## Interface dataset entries
※ ※ ※
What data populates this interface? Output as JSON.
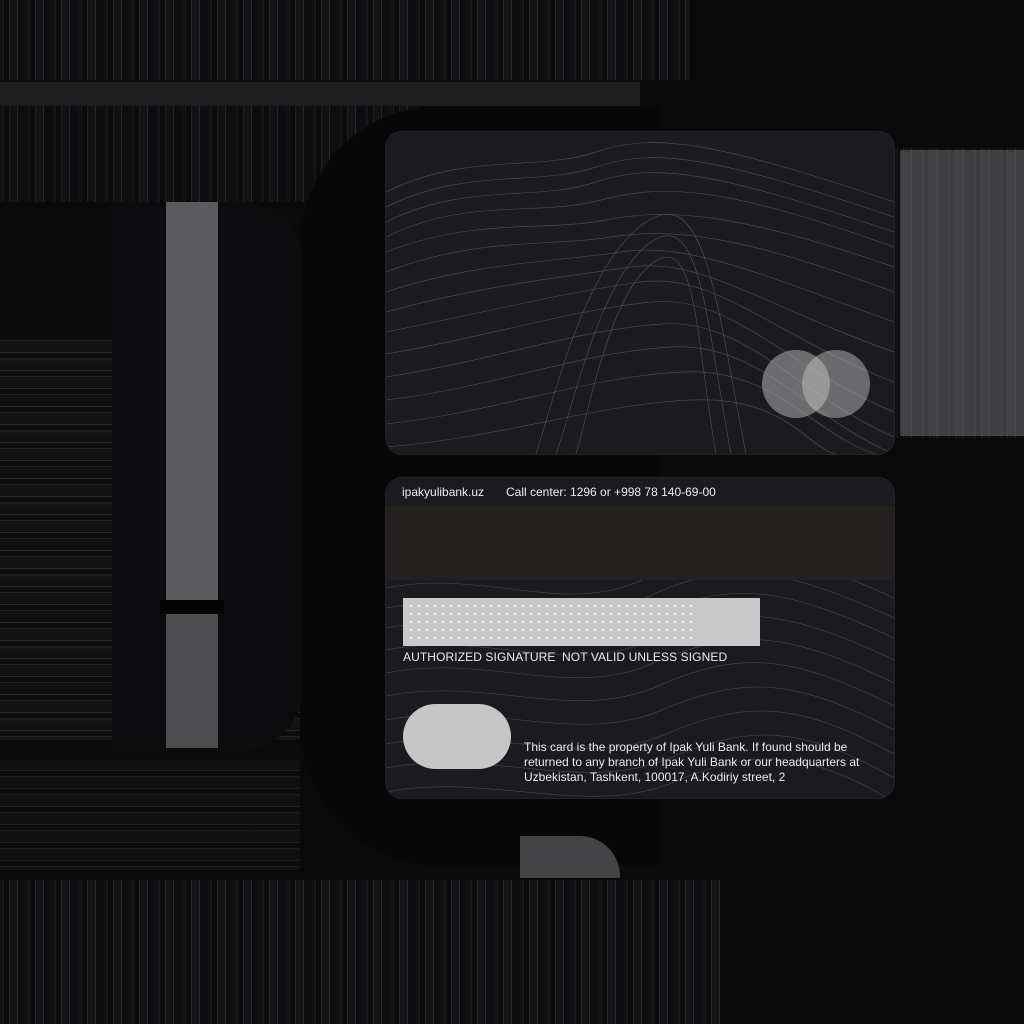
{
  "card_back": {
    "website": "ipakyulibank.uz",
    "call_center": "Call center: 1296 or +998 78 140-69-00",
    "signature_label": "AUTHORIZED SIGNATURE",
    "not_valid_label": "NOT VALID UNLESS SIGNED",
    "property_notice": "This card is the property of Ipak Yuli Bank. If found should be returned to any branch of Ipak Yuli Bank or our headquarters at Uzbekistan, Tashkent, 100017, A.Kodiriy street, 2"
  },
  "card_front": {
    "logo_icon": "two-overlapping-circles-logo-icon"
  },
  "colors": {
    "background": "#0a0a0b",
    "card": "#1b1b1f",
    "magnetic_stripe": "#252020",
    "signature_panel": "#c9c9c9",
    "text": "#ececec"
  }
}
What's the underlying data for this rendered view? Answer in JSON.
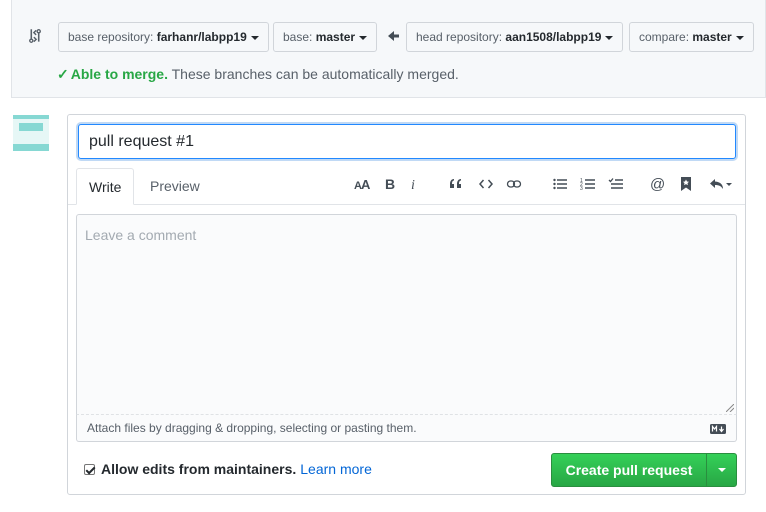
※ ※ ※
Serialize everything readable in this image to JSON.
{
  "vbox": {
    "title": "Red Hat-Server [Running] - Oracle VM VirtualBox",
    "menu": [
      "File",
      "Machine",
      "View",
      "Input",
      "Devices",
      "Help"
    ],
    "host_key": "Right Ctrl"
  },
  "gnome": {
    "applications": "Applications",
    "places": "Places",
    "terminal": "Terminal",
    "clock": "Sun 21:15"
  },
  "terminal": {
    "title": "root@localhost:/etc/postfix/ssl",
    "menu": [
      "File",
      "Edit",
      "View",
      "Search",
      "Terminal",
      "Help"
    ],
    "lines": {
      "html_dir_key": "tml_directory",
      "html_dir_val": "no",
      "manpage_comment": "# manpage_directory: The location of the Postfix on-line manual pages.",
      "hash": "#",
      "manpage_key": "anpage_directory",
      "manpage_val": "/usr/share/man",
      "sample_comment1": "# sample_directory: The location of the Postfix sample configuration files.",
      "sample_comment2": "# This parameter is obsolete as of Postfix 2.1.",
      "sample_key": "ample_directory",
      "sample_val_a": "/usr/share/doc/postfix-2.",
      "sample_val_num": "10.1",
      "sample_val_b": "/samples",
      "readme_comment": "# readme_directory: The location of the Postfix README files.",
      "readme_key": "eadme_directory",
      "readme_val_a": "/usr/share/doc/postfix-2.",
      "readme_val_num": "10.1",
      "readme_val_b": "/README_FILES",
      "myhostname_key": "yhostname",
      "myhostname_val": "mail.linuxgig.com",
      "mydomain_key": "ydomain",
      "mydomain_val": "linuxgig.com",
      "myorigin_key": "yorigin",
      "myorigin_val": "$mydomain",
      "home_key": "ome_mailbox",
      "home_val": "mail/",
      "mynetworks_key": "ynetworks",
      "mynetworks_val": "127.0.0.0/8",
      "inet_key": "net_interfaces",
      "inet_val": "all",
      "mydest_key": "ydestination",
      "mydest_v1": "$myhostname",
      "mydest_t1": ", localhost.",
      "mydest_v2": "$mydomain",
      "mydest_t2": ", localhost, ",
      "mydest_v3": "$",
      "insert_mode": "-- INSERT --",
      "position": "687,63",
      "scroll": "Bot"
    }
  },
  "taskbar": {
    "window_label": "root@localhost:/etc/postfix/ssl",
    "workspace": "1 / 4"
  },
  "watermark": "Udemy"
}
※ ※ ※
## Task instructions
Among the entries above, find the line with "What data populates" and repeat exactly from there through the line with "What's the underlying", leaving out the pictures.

## Completed exercise
What data populates this interface? Output as JSON.
{
  "card_back": {
    "website": "ipakyulibank.uz",
    "call_center": "Call center: 1296 or +998 78 140-69-00",
    "signature_label": "AUTHORIZED SIGNATURE",
    "not_valid_label": "NOT VALID UNLESS SIGNED",
    "property_notice": "This card is the property of Ipak Yuli Bank. If found should be returned to any branch of Ipak Yuli Bank or our headquarters at Uzbekistan, Tashkent, 100017, A.Kodiriy street, 2"
  },
  "card_front": {
    "logo_icon": "two-overlapping-circles-logo-icon"
  },
  "colors": {
    "background": "#0a0a0b",
    "card": "#1b1b1f",
    "magnetic_stripe": "#252020",
    "signature_panel": "#c9c9c9",
    "text": "#ececec"
  }
}
What's the underlying data for this rendered view? Answer in JSON.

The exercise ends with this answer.